Hogan's father was a victim of the Depression who lost his job and demanded that his son learn the value of work. His father, who died in 1953, was a loyal union man and a solid Democrat.

"Do you think Dad would have voted for me?" Hogan asked his mother after being elected to Congress.

"He might have," she replied.

Hogan joined the FBI in 1948 and became interested in politics 10 years later when he was asked to write a summary on Democratic presidential hopeful John F. Kennedy. He says he was the first volunteer in Kennedy's Maryland campaign, but explains, "I started listening to his speeches and didn't like what I was hearing, so I switched parties and voted for Nixon."

Agent Hogan left the FBI (his favorite case was solving a child abduction crime in North Carolina) in 1959, began his public relations firm, got involved in county politics and became a lecturer at the University of Maryland. He went to the Republican National Convention in 1964 and two years later made his first bid for office. Hogan recruited students in his classes to help with his grass-roots campaign for Congress.
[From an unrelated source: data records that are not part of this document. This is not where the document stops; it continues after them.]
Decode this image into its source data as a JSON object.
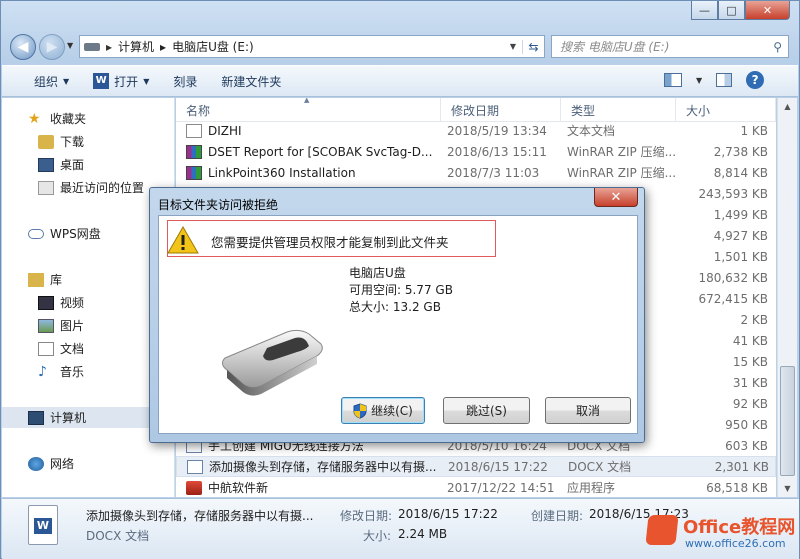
{
  "window": {
    "controls": [
      "—",
      "□",
      "✕"
    ]
  },
  "address": {
    "crumbs": [
      "计算机",
      "电脑店U盘 (E:)"
    ]
  },
  "search": {
    "placeholder": "搜索 电脑店U盘 (E:)"
  },
  "toolbar": {
    "organize": "组织",
    "open": "打开",
    "print": "刻录",
    "new_folder": "新建文件夹"
  },
  "nav": {
    "favorites": "收藏夹",
    "downloads": "下载",
    "desktop": "桌面",
    "recent": "最近访问的位置",
    "wps": "WPS网盘",
    "library": "库",
    "video": "视频",
    "pictures": "图片",
    "docs": "文档",
    "music": "音乐",
    "computer": "计算机",
    "network": "网络"
  },
  "columns": {
    "name": "名称",
    "date": "修改日期",
    "type": "类型",
    "size": "大小"
  },
  "files": [
    {
      "name": "DIZHI",
      "date": "2018/5/19 13:34",
      "type": "文本文档",
      "size": "1 KB",
      "icon": "text-file-icon"
    },
    {
      "name": "DSET Report for [SCOBAK SvcTag-D...",
      "date": "2018/6/13 15:11",
      "type": "WinRAR ZIP 压缩...",
      "size": "2,738 KB",
      "icon": "winrar-icon"
    },
    {
      "name": "LinkPoint360 Installation",
      "date": "2018/7/3 11:03",
      "type": "WinRAR ZIP 压缩...",
      "size": "8,814 KB",
      "icon": "winrar-icon"
    },
    {
      "name": "",
      "date": "",
      "type": "",
      "size": "243,593 KB",
      "icon": ""
    },
    {
      "name": "",
      "date": "",
      "type": "",
      "size": "1,499 KB",
      "icon": ""
    },
    {
      "name": "",
      "date": "",
      "type": "",
      "size": "4,927 KB",
      "icon": ""
    },
    {
      "name": "",
      "date": "",
      "type": "文件",
      "size": "1,501 KB",
      "icon": ""
    },
    {
      "name": "",
      "date": "",
      "type": "压缩...",
      "size": "180,632 KB",
      "icon": ""
    },
    {
      "name": "",
      "date": "",
      "type": "件",
      "size": "672,415 KB",
      "icon": ""
    },
    {
      "name": "",
      "date": "",
      "type": "",
      "size": "2 KB",
      "icon": ""
    },
    {
      "name": "",
      "date": "",
      "type": "",
      "size": "41 KB",
      "icon": ""
    },
    {
      "name": "",
      "date": "",
      "type": "",
      "size": "15 KB",
      "icon": ""
    },
    {
      "name": "",
      "date": "",
      "type": "",
      "size": "31 KB",
      "icon": ""
    },
    {
      "name": "",
      "date": "",
      "type": "",
      "size": "92 KB",
      "icon": ""
    },
    {
      "name": "",
      "date": "",
      "type": "",
      "size": "950 KB",
      "icon": ""
    },
    {
      "name": "手工创建 MIGU无线连接方法",
      "date": "2018/5/10 16:24",
      "type": "DOCX 文档",
      "size": "603 KB",
      "icon": "docx-icon"
    },
    {
      "name": "添加摄像头到存储，存储服务器中以有摄...",
      "date": "2018/6/15 17:22",
      "type": "DOCX 文档",
      "size": "2,301 KB",
      "icon": "docx-icon"
    },
    {
      "name": "中航软件新",
      "date": "2017/12/22 14:51",
      "type": "应用程序",
      "size": "68,518 KB",
      "icon": "app-icon"
    }
  ],
  "details": {
    "name": "添加摄像头到存储，存储服务器中以有摄...",
    "type": "DOCX 文档",
    "modified_label": "修改日期:",
    "modified": "2018/6/15 17:22",
    "size_label": "大小:",
    "size": "2.24 MB",
    "created_label": "创建日期:",
    "created": "2018/6/15 17:23"
  },
  "dialog": {
    "title": "目标文件夹访问被拒绝",
    "message": "您需要提供管理员权限才能复制到此文件夹",
    "drive_name": "电脑店U盘",
    "free_space": "可用空间: 5.77 GB",
    "total_size": "总大小: 13.2 GB",
    "continue": "继续(C)",
    "skip": "跳过(S)",
    "cancel": "取消"
  },
  "watermark": {
    "brand": "Office教程网",
    "url": "www.office26.com"
  }
}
Able to raise only $11,000 for the race, he lost to incumbent Rep. Hervey G. Machen by four percentage points (he frequently reminds potential contributors that with a few more dollars he might have been able to win), but he attracted publicity by tying himself to a federal investigation of corruption that resulted in the conviction of Democratic County Commissioner Jesse S. Baggett. Two years later the publicity paid off and he went to Capitol Hill.

In the 14 years since he won his first election, Hogan has developed a small cadre of loyal supporters. His closest friends worked on his first campaign and are still with him today, and have learned to live with the controversies that have enveloped him.

"Sometimes it amazes us just what he will say to the press," says one top aide. "It makes you want to pull your hair out sometimes. But that's the way he is. He wears his emotions on his sleeve."

Hogan's wife, Ilona, his former student and press secretary who is now an attorney, says he has mellowed some in the past eight years, largely the result of starting a second family and having four young children. "He's moderated a little bit," she says. "He's made it. He doesn't need to climb any more."

For weeks now, Hogan's campaign aides have struggled over whether to temper the better-known aggressive image in television advertisements, whether to reveal to voters the Larry Hogan who laughs at himself and teases his aides and the press, the down-home guy who can't resist a piece of home-made pie, the father and husband who loves writing poetry, reading novels and spending time with his children.

"The toughest question of the campaign is whether to show the real softer side of the guy," says media adviser Jay Bryant. "People had heard a lot of negatives about Larry, and we want to suggest that maybe he isn't as bad as suggested by some of his critics. But at the same time we are trying to show what a softy, what a nudnik, Sarbanes is. You try your darnedest to exploit what is true of Larry that also contrasts with Sarbanes. And Larry is aggresive and action-oriented."